*** Material for the task

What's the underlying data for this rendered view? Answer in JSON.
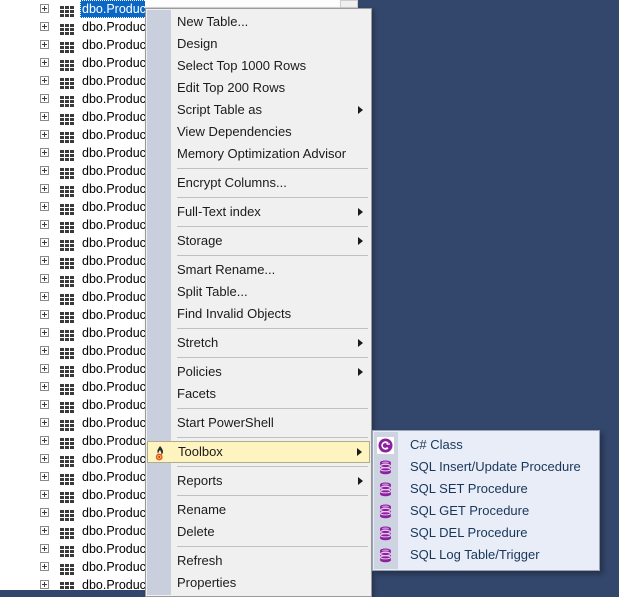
{
  "desktop": {
    "background_color": "#33466b"
  },
  "object_explorer": {
    "selected_row_color": "#0a68c4",
    "rows": [
      {
        "label": "dbo.Product",
        "icon": "table-icon",
        "expander": "plus-icon",
        "selected": true
      },
      {
        "label": "dbo.Product",
        "icon": "table-icon",
        "expander": "plus-icon",
        "selected": false
      },
      {
        "label": "dbo.Product",
        "icon": "table-icon",
        "expander": "plus-icon",
        "selected": false
      },
      {
        "label": "dbo.Product",
        "icon": "table-icon",
        "expander": "plus-icon",
        "selected": false
      },
      {
        "label": "dbo.Product",
        "icon": "table-icon",
        "expander": "plus-icon",
        "selected": false
      },
      {
        "label": "dbo.Product",
        "icon": "table-icon",
        "expander": "plus-icon",
        "selected": false
      },
      {
        "label": "dbo.Product",
        "icon": "table-icon",
        "expander": "plus-icon",
        "selected": false
      },
      {
        "label": "dbo.Product",
        "icon": "table-icon",
        "expander": "plus-icon",
        "selected": false
      },
      {
        "label": "dbo.Product",
        "icon": "table-icon",
        "expander": "plus-icon",
        "selected": false
      },
      {
        "label": "dbo.Product",
        "icon": "table-icon",
        "expander": "plus-icon",
        "selected": false
      },
      {
        "label": "dbo.Product",
        "icon": "table-icon",
        "expander": "plus-icon",
        "selected": false
      },
      {
        "label": "dbo.Product",
        "icon": "table-icon",
        "expander": "plus-icon",
        "selected": false
      },
      {
        "label": "dbo.Product",
        "icon": "table-icon",
        "expander": "plus-icon",
        "selected": false
      },
      {
        "label": "dbo.Product",
        "icon": "table-icon",
        "expander": "plus-icon",
        "selected": false
      },
      {
        "label": "dbo.Product",
        "icon": "table-icon",
        "expander": "plus-icon",
        "selected": false
      },
      {
        "label": "dbo.Product",
        "icon": "table-icon",
        "expander": "plus-icon",
        "selected": false
      },
      {
        "label": "dbo.Product",
        "icon": "table-icon",
        "expander": "plus-icon",
        "selected": false
      },
      {
        "label": "dbo.Product",
        "icon": "table-icon",
        "expander": "plus-icon",
        "selected": false
      },
      {
        "label": "dbo.Product",
        "icon": "table-icon",
        "expander": "plus-icon",
        "selected": false
      },
      {
        "label": "dbo.Product",
        "icon": "table-icon",
        "expander": "plus-icon",
        "selected": false
      },
      {
        "label": "dbo.Product",
        "icon": "table-icon",
        "expander": "plus-icon",
        "selected": false
      },
      {
        "label": "dbo.Product",
        "icon": "table-icon",
        "expander": "plus-icon",
        "selected": false
      },
      {
        "label": "dbo.Product",
        "icon": "table-icon",
        "expander": "plus-icon",
        "selected": false
      },
      {
        "label": "dbo.Product",
        "icon": "table-icon",
        "expander": "plus-icon",
        "selected": false
      },
      {
        "label": "dbo.Product",
        "icon": "table-icon",
        "expander": "plus-icon",
        "selected": false
      },
      {
        "label": "dbo.Product",
        "icon": "table-icon",
        "expander": "plus-icon",
        "selected": false
      },
      {
        "label": "dbo.Product",
        "icon": "table-icon",
        "expander": "plus-icon",
        "selected": false
      },
      {
        "label": "dbo.Product",
        "icon": "table-icon",
        "expander": "plus-icon",
        "selected": false
      },
      {
        "label": "dbo.Product",
        "icon": "table-icon",
        "expander": "plus-icon",
        "selected": false
      },
      {
        "label": "dbo.Product",
        "icon": "table-icon",
        "expander": "plus-icon",
        "selected": false
      },
      {
        "label": "dbo.Product",
        "icon": "table-icon",
        "expander": "plus-icon",
        "selected": false
      },
      {
        "label": "dbo.Product",
        "icon": "table-icon",
        "expander": "plus-icon",
        "selected": false
      },
      {
        "label": "dbo.ProductPriceCampaignDetail",
        "icon": "table-icon",
        "expander": "plus-icon",
        "selected": false
      }
    ]
  },
  "context_menu": {
    "highlight_color": "#fdf4bf",
    "items": [
      {
        "type": "item",
        "label": "New Table...",
        "submenu": false,
        "icon": null
      },
      {
        "type": "item",
        "label": "Design",
        "submenu": false,
        "icon": null
      },
      {
        "type": "item",
        "label": "Select Top 1000 Rows",
        "submenu": false,
        "icon": null
      },
      {
        "type": "item",
        "label": "Edit Top 200 Rows",
        "submenu": false,
        "icon": null
      },
      {
        "type": "item",
        "label": "Script Table as",
        "submenu": true,
        "icon": null
      },
      {
        "type": "item",
        "label": "View Dependencies",
        "submenu": false,
        "icon": null
      },
      {
        "type": "item",
        "label": "Memory Optimization Advisor",
        "submenu": false,
        "icon": null
      },
      {
        "type": "separator"
      },
      {
        "type": "item",
        "label": "Encrypt Columns...",
        "submenu": false,
        "icon": null
      },
      {
        "type": "separator"
      },
      {
        "type": "item",
        "label": "Full-Text index",
        "submenu": true,
        "icon": null
      },
      {
        "type": "separator"
      },
      {
        "type": "item",
        "label": "Storage",
        "submenu": true,
        "icon": null
      },
      {
        "type": "separator"
      },
      {
        "type": "item",
        "label": "Smart Rename...",
        "submenu": false,
        "icon": null
      },
      {
        "type": "item",
        "label": "Split Table...",
        "submenu": false,
        "icon": null
      },
      {
        "type": "item",
        "label": "Find Invalid Objects",
        "submenu": false,
        "icon": null
      },
      {
        "type": "separator"
      },
      {
        "type": "item",
        "label": "Stretch",
        "submenu": true,
        "icon": null
      },
      {
        "type": "separator"
      },
      {
        "type": "item",
        "label": "Policies",
        "submenu": true,
        "icon": null
      },
      {
        "type": "item",
        "label": "Facets",
        "submenu": false,
        "icon": null
      },
      {
        "type": "separator"
      },
      {
        "type": "item",
        "label": "Start PowerShell",
        "submenu": false,
        "icon": null
      },
      {
        "type": "separator"
      },
      {
        "type": "item",
        "label": "Toolbox",
        "submenu": true,
        "icon": "flame-icon",
        "highlighted": true
      },
      {
        "type": "separator"
      },
      {
        "type": "item",
        "label": "Reports",
        "submenu": true,
        "icon": null
      },
      {
        "type": "separator"
      },
      {
        "type": "item",
        "label": "Rename",
        "submenu": false,
        "icon": null
      },
      {
        "type": "item",
        "label": "Delete",
        "submenu": false,
        "icon": null
      },
      {
        "type": "separator"
      },
      {
        "type": "item",
        "label": "Refresh",
        "submenu": false,
        "icon": null
      },
      {
        "type": "item",
        "label": "Properties",
        "submenu": false,
        "icon": null
      }
    ]
  },
  "submenu": {
    "parent": "Toolbox",
    "background_color": "#e8edf7",
    "icon_color": "#8c1f9e",
    "items": [
      {
        "label": "C# Class",
        "icon": "csharp-class-icon"
      },
      {
        "label": "SQL Insert/Update Procedure",
        "icon": "database-icon"
      },
      {
        "label": "SQL SET Procedure",
        "icon": "database-icon"
      },
      {
        "label": "SQL GET Procedure",
        "icon": "database-icon"
      },
      {
        "label": "SQL DEL Procedure",
        "icon": "database-icon"
      },
      {
        "label": "SQL Log Table/Trigger",
        "icon": "database-icon"
      }
    ]
  }
}
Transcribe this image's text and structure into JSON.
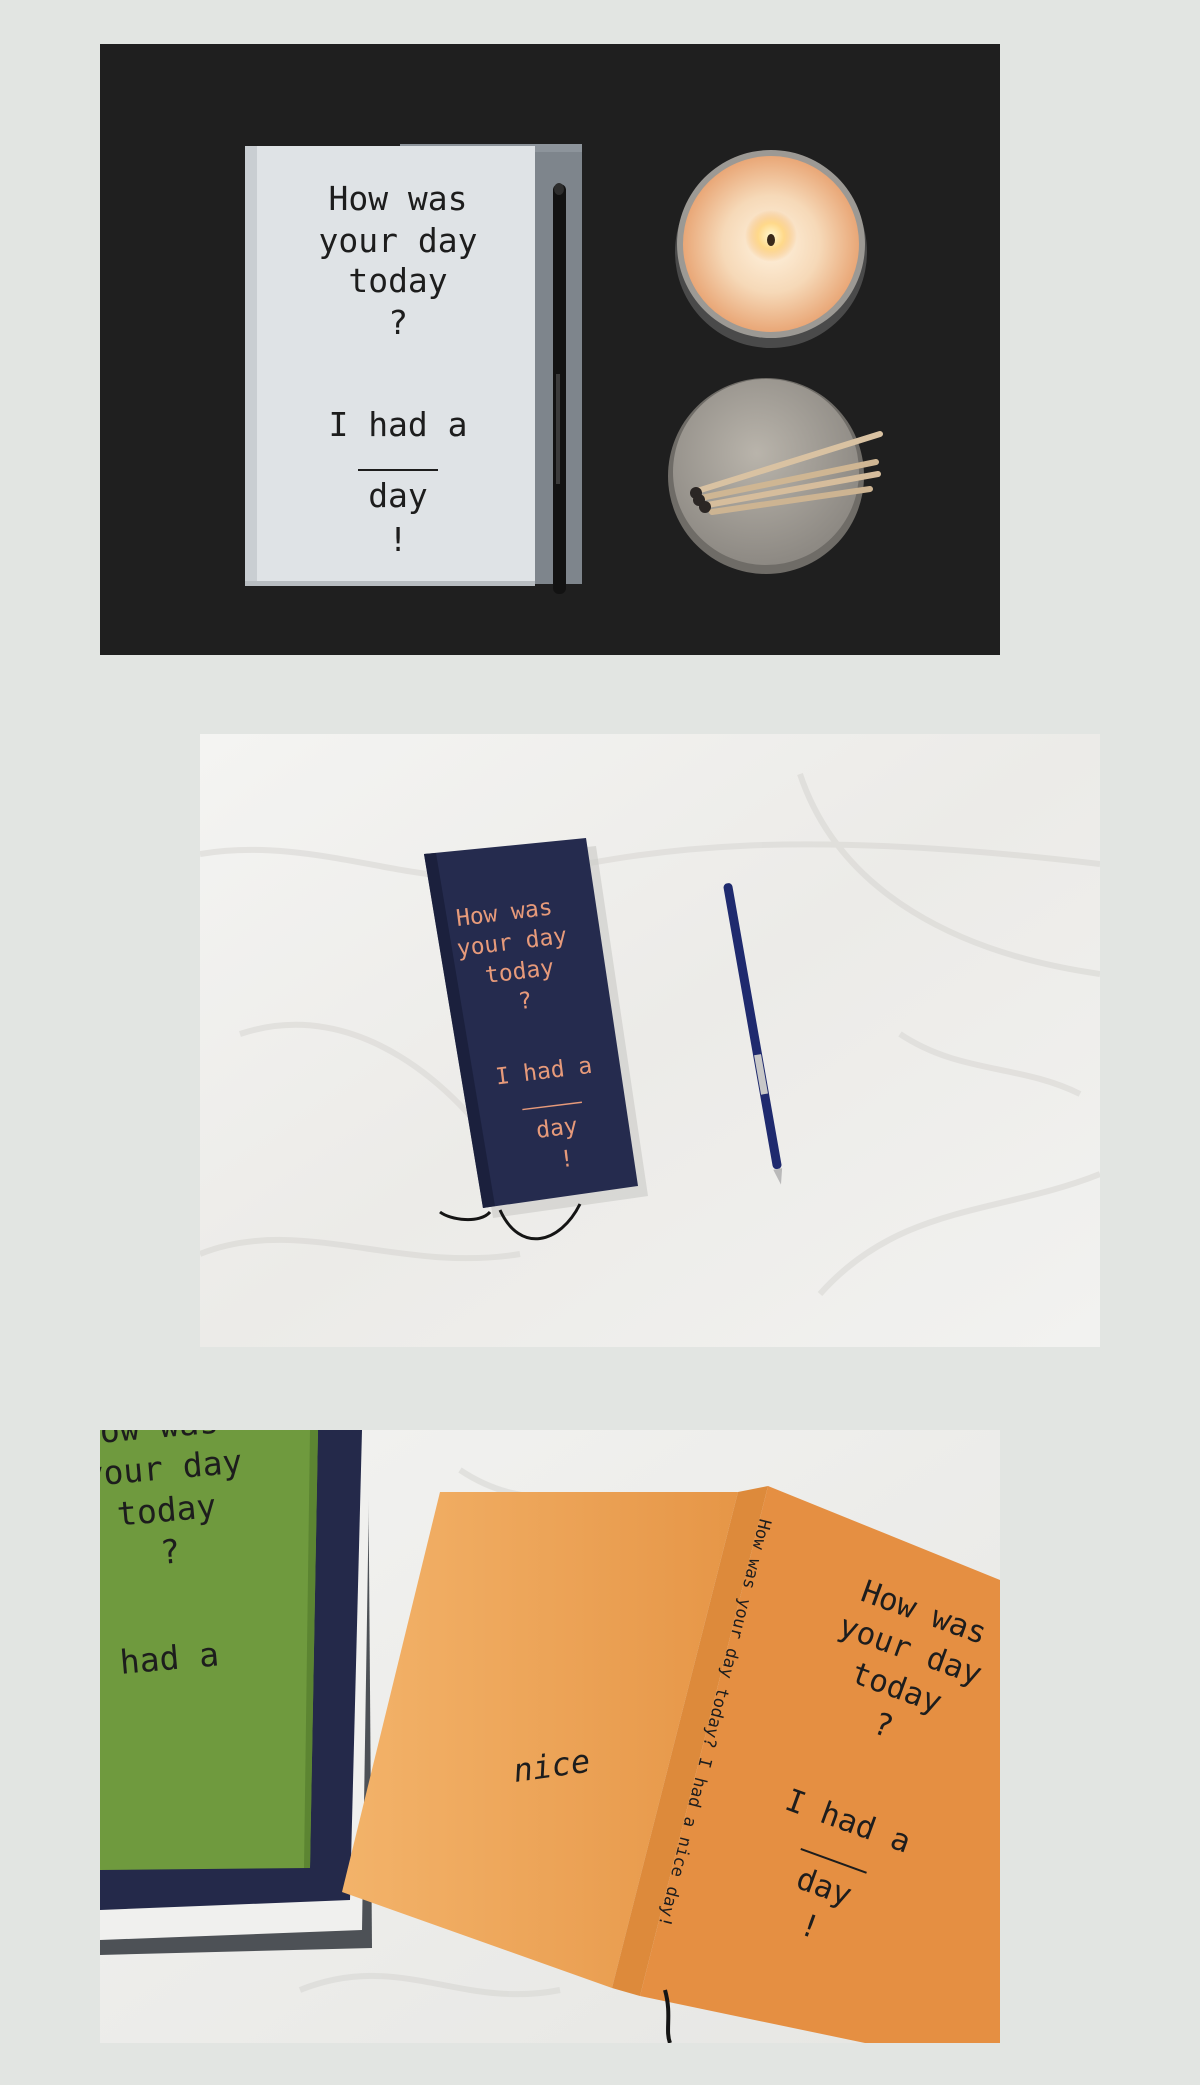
{
  "photos": [
    {
      "id": "dark-flatlay",
      "cover": {
        "line1": "How was",
        "line2": "your day",
        "line3": "today",
        "line4": "?",
        "line5": "I had a",
        "line6": "day",
        "line7": "!"
      },
      "colors": {
        "background": "#1f1f1f",
        "cover": "#dfe3e6",
        "text": "#1d1d1d"
      }
    },
    {
      "id": "navy-on-sheet",
      "cover": {
        "line1": "How was",
        "line2": "your day",
        "line3": "today",
        "line4": "?",
        "line5": "I had a",
        "line6": "day",
        "line7": "!"
      },
      "colors": {
        "background": "#efefee",
        "cover": "#252b4e",
        "text": "#e79a7a"
      }
    },
    {
      "id": "orange-open-book",
      "green_cover": {
        "line1": "How was",
        "line2": "your day",
        "line3": "today",
        "line4": "?",
        "line5": "I had a"
      },
      "orange_cover": {
        "line1": "How was",
        "line2": "your day",
        "line3": "today",
        "line4": "?",
        "line5": "I had a",
        "line6": "day",
        "line7": "!"
      },
      "spine": "How was your day today?  I had a nice day!",
      "back_word": "nice",
      "colors": {
        "background": "#ededec",
        "orange": "#eb9a4e",
        "green": "#6f9a3e",
        "text": "#1d1d1d"
      }
    }
  ]
}
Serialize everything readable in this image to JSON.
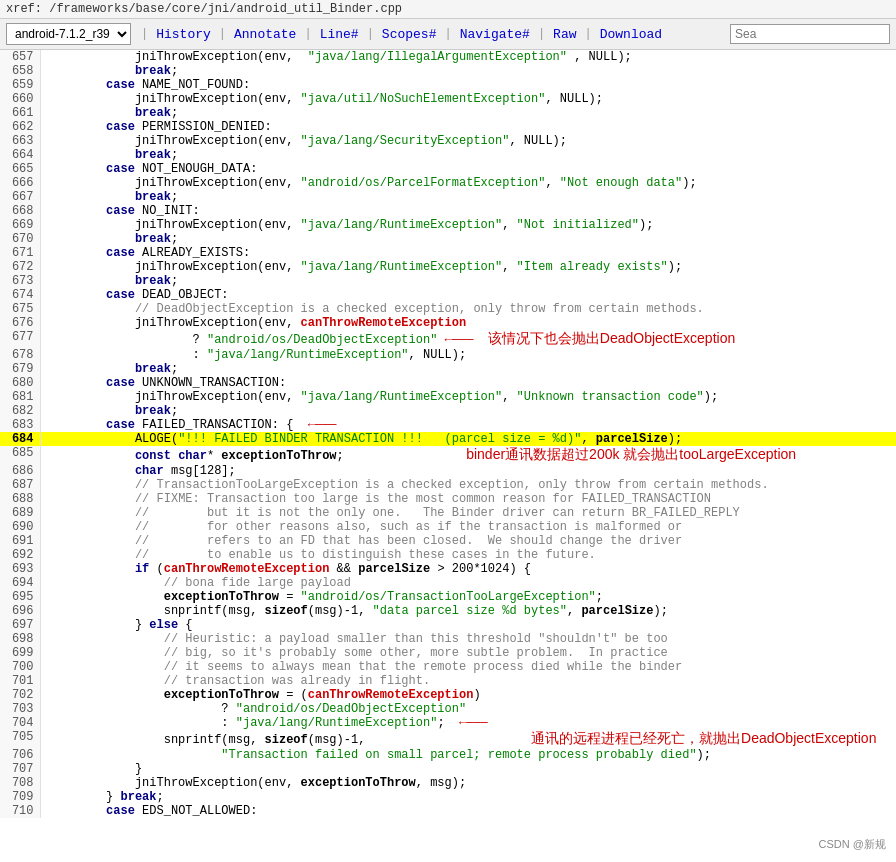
{
  "topbar": {
    "breadcrumb": "xref: /frameworks/base/core/jni/android_util_Binder.cpp"
  },
  "navbar": {
    "version_label": "android-7.1.2_r39",
    "versions": [
      "android-7.1.2_r39"
    ],
    "links": [
      "History",
      "Annotate",
      "Line#",
      "Scopes#",
      "Navigate#",
      "Raw",
      "Download"
    ],
    "search_placeholder": "Sea"
  },
  "lines": [
    {
      "num": "657",
      "code": "            jniThrowException(env,  java/lang/IllegalArgumentException , NULL);"
    },
    {
      "num": "658",
      "code": "            break;"
    },
    {
      "num": "659",
      "code": "        case NAME_NOT_FOUND:",
      "highlight": false
    },
    {
      "num": "660",
      "code": "            jniThrowException(env, \"java/util/NoSuchElementException\", NULL);"
    },
    {
      "num": "661",
      "code": "            break;"
    },
    {
      "num": "662",
      "code": "        case PERMISSION_DENIED:"
    },
    {
      "num": "663",
      "code": "            jniThrowException(env, \"java/lang/SecurityException\", NULL);"
    },
    {
      "num": "664",
      "code": "            break;"
    },
    {
      "num": "665",
      "code": "        case NOT_ENOUGH_DATA:"
    },
    {
      "num": "666",
      "code": "            jniThrowException(env, \"android/os/ParcelFormatException\", \"Not enough data\");"
    },
    {
      "num": "667",
      "code": "            break;"
    },
    {
      "num": "668",
      "code": "        case NO_INIT:"
    },
    {
      "num": "669",
      "code": "            jniThrowException(env, \"java/lang/RuntimeException\", \"Not initialized\");"
    },
    {
      "num": "670",
      "code": "            break;"
    },
    {
      "num": "671",
      "code": "        case ALREADY_EXISTS:"
    },
    {
      "num": "672",
      "code": "            jniThrowException(env, \"java/lang/RuntimeException\", \"Item already exists\");"
    },
    {
      "num": "673",
      "code": "            break;"
    },
    {
      "num": "674",
      "code": "        case DEAD_OBJECT:"
    },
    {
      "num": "675",
      "code": "            // DeadObjectException is a checked exception, only throw from certain methods."
    },
    {
      "num": "676",
      "code": "            jniThrowException(env, canThrowRemoteException"
    },
    {
      "num": "677",
      "code": "                    ? \"android/os/DeadObjectException\""
    },
    {
      "num": "678",
      "code": "                    : \"java/lang/RuntimeException\", NULL);"
    },
    {
      "num": "679",
      "code": "            break;"
    },
    {
      "num": "680",
      "code": "        case UNKNOWN_TRANSACTION:"
    },
    {
      "num": "681",
      "code": "            jniThrowException(env, \"java/lang/RuntimeException\", \"Unknown transaction code\");"
    },
    {
      "num": "682",
      "code": "            break;"
    },
    {
      "num": "683",
      "code": "        case FAILED_TRANSACTION: {"
    },
    {
      "num": "684",
      "code": "            ALOGE(\"!!! FAILED BINDER TRANSACTION !!!   (parcel size = %d)\", parcelSize);",
      "highlight": true
    },
    {
      "num": "685",
      "code": "            const char* exceptionToThrow;"
    },
    {
      "num": "686",
      "code": "            char msg[128];"
    },
    {
      "num": "687",
      "code": "            // TransactionTooLargeException is a checked exception, only throw from certain methods."
    },
    {
      "num": "688",
      "code": "            // FIXME: Transaction too large is the most common reason for FAILED_TRANSACTION"
    },
    {
      "num": "689",
      "code": "            //        but it is not the only one.   The Binder driver can return BR_FAILED_REPLY"
    },
    {
      "num": "690",
      "code": "            //        for other reasons also, such as if the transaction is malformed or"
    },
    {
      "num": "691",
      "code": "            //        refers to an FD that has been closed.  We should change the driver"
    },
    {
      "num": "692",
      "code": "            //        to enable us to distinguish these cases in the future."
    },
    {
      "num": "693",
      "code": "            if (canThrowRemoteException && parcelSize > 200*1024) {"
    },
    {
      "num": "694",
      "code": "                // bona fide large payload"
    },
    {
      "num": "695",
      "code": "                exceptionToThrow = \"android/os/TransactionTooLargeException\";"
    },
    {
      "num": "696",
      "code": "                snprintf(msg, sizeof(msg)-1, \"data parcel size %d bytes\", parcelSize);"
    },
    {
      "num": "697",
      "code": "            } else {"
    },
    {
      "num": "698",
      "code": "                // Heuristic: a payload smaller than this threshold \"shouldn't\" be too"
    },
    {
      "num": "699",
      "code": "                // big, so it's probably some other, more subtle problem.  In practice"
    },
    {
      "num": "700",
      "code": "                // it seems to always mean that the remote process died while the binder"
    },
    {
      "num": "701",
      "code": "                // transaction was already in flight."
    },
    {
      "num": "702",
      "code": "                exceptionToThrow = (canThrowRemoteException)"
    },
    {
      "num": "703",
      "code": "                        ? \"android/os/DeadObjectException\""
    },
    {
      "num": "704",
      "code": "                        : \"java/lang/RuntimeException\";"
    },
    {
      "num": "705",
      "code": "                snprintf(msg, sizeof(msg)-1,"
    },
    {
      "num": "706",
      "code": "                        \"Transaction failed on small parcel; remote process probably died\");"
    },
    {
      "num": "707",
      "code": "            }"
    },
    {
      "num": "708",
      "code": "            jniThrowException(env, exceptionToThrow, msg);"
    },
    {
      "num": "709",
      "code": "        } break;"
    },
    {
      "num": "710",
      "code": "        case EDS_NOT_ALLOWED:"
    }
  ],
  "annotations": {
    "line677": "该情况下也会抛出DeadObjectException",
    "line685": "binder通讯数据超过200k 就会抛出tooLargeException",
    "line704": "通讯的远程进程已经死亡，就抛出DeadObjectException",
    "watermark": "CSDN @新规"
  }
}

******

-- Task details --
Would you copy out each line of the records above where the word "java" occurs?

-- Reply --
      "code": "            jniThrowException(env,  java/lang/IllegalArgumentException , NULL);"
      "code": "            jniThrowException(env, \"java/util/NoSuchElementException\", NULL);"
      "code": "            jniThrowException(env, \"java/lang/SecurityException\", NULL);"
      "code": "            jniThrowException(env, \"java/lang/RuntimeException\", \"Not initialized\");"
      "code": "            jniThrowException(env, \"java/lang/RuntimeException\", \"Item already exists\");"
      "code": "                    : \"java/lang/RuntimeException\", NULL);"
      "code": "            jniThrowException(env, \"java/lang/RuntimeException\", \"Unknown transaction code\");"
      "code": "                        : \"java/lang/RuntimeException\";"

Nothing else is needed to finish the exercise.